### TRY IT
Go through the material below and return each line with the string "JSON" in it.

--------------------------------------------------

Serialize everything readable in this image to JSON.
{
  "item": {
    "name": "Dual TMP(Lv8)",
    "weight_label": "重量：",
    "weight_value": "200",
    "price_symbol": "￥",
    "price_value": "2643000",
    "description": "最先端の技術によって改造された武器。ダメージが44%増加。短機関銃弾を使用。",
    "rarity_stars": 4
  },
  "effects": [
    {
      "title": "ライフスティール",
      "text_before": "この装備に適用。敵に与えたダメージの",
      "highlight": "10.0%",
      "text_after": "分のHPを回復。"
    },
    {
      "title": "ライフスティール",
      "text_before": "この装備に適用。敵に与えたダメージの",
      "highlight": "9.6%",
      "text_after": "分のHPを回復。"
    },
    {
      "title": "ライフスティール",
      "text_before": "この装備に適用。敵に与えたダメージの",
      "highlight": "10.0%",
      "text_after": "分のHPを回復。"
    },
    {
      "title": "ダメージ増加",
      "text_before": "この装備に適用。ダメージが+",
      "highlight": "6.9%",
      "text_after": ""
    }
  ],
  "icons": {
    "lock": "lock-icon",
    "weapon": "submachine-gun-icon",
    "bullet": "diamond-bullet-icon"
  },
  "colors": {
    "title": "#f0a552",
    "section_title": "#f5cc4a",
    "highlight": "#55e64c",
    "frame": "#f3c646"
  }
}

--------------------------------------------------

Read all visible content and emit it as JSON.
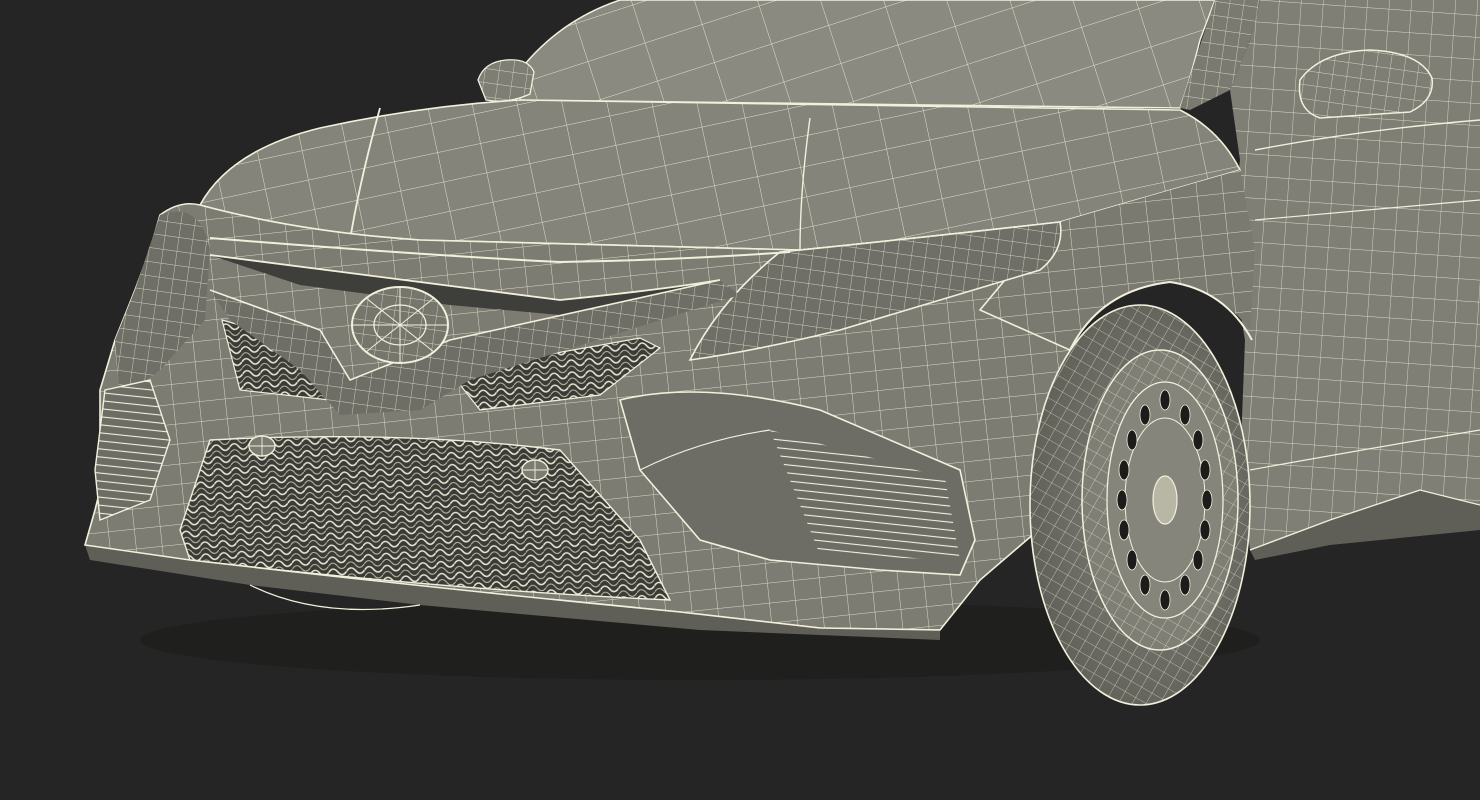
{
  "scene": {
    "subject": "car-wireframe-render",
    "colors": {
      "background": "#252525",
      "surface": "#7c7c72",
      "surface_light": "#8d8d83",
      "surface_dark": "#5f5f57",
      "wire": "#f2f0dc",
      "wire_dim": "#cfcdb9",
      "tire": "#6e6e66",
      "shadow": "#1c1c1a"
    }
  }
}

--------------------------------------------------

### ANSWER TO THE PROBLEM
Serialize everything readable in this image to JSON.
Read all visible content and emit it as JSON.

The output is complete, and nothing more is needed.